*** GIVEN RECORDS ***
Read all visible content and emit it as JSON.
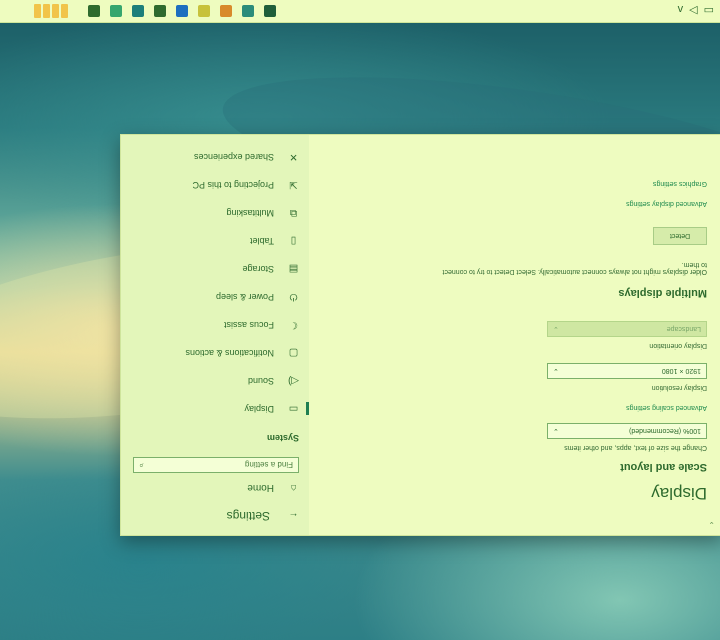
{
  "taskbar": {
    "icons": [
      {
        "name": "settings-gear-icon",
        "color": "#2f6b2e"
      },
      {
        "name": "store-icon",
        "color": "#36a66e"
      },
      {
        "name": "edge-icon",
        "color": "#1c7f7a"
      },
      {
        "name": "folder-icon",
        "color": "#2f6b2e"
      },
      {
        "name": "vscode-icon",
        "color": "#1d6fbf"
      },
      {
        "name": "app-icon",
        "color": "#c7c23c"
      },
      {
        "name": "firefox-icon",
        "color": "#d88a2a"
      },
      {
        "name": "photos-icon",
        "color": "#2b8c7a"
      },
      {
        "name": "terminal-icon",
        "color": "#1f5f3a"
      }
    ],
    "tray": [
      "v",
      "◁",
      "▭"
    ]
  },
  "nav": {
    "back_label": "Settings",
    "home_label": "Home",
    "search_placeholder": "Find a setting",
    "section": "System",
    "items": [
      {
        "label": "Display",
        "icon": "monitor-icon",
        "active": true
      },
      {
        "label": "Sound",
        "icon": "speaker-icon",
        "active": false
      },
      {
        "label": "Notifications & actions",
        "icon": "notification-icon",
        "active": false
      },
      {
        "label": "Focus assist",
        "icon": "moon-icon",
        "active": false
      },
      {
        "label": "Power & sleep",
        "icon": "power-icon",
        "active": false
      },
      {
        "label": "Storage",
        "icon": "storage-icon",
        "active": false
      },
      {
        "label": "Tablet",
        "icon": "tablet-icon",
        "active": false
      },
      {
        "label": "Multitasking",
        "icon": "multitasking-icon",
        "active": false
      },
      {
        "label": "Projecting to this PC",
        "icon": "projecting-icon",
        "active": false
      },
      {
        "label": "Shared experiences",
        "icon": "shared-icon",
        "active": false
      }
    ]
  },
  "content": {
    "title": "Display",
    "scale_heading": "Scale and layout",
    "scale_desc": "Change the size of text, apps, and other items",
    "scale_value": "100% (Recommended)",
    "advanced_scaling_link": "Advanced scaling settings",
    "resolution_label": "Display resolution",
    "resolution_value": "1920 × 1080",
    "orientation_label": "Display orientation",
    "orientation_value": "Landscape",
    "multiple_heading": "Multiple displays",
    "multiple_desc": "Older displays might not always connect automatically. Select Detect to try to connect to them.",
    "detect_button": "Detect",
    "advanced_display_link": "Advanced display settings",
    "graphics_link": "Graphics settings"
  }
}
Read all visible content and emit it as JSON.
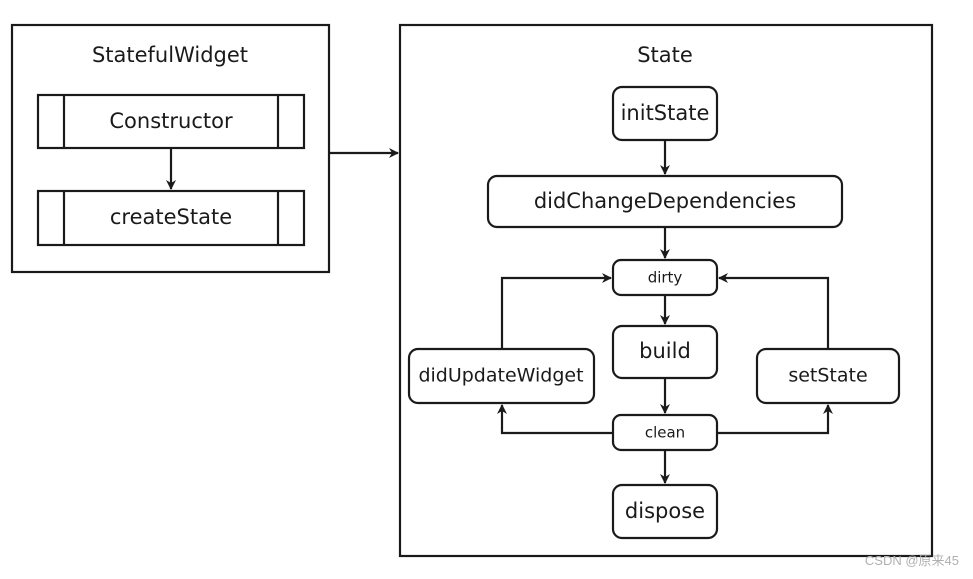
{
  "stateful_widget": {
    "title": "StatefulWidget",
    "steps": [
      "Constructor",
      "createState"
    ]
  },
  "state": {
    "title": "State",
    "nodes": {
      "init_state": "initState",
      "did_change_dependencies": "didChangeDependencies",
      "dirty": "dirty",
      "build": "build",
      "did_update_widget": "didUpdateWidget",
      "set_state": "setState",
      "clean": "clean",
      "dispose": "dispose"
    }
  },
  "watermark": "CSDN @原来45"
}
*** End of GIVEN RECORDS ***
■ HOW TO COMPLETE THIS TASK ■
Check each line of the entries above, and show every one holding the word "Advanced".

■ RESULT OF THIS EXERCISE ■
    "advanced_scaling_link": "Advanced scaling settings",
    "advanced_display_link": "Advanced display settings",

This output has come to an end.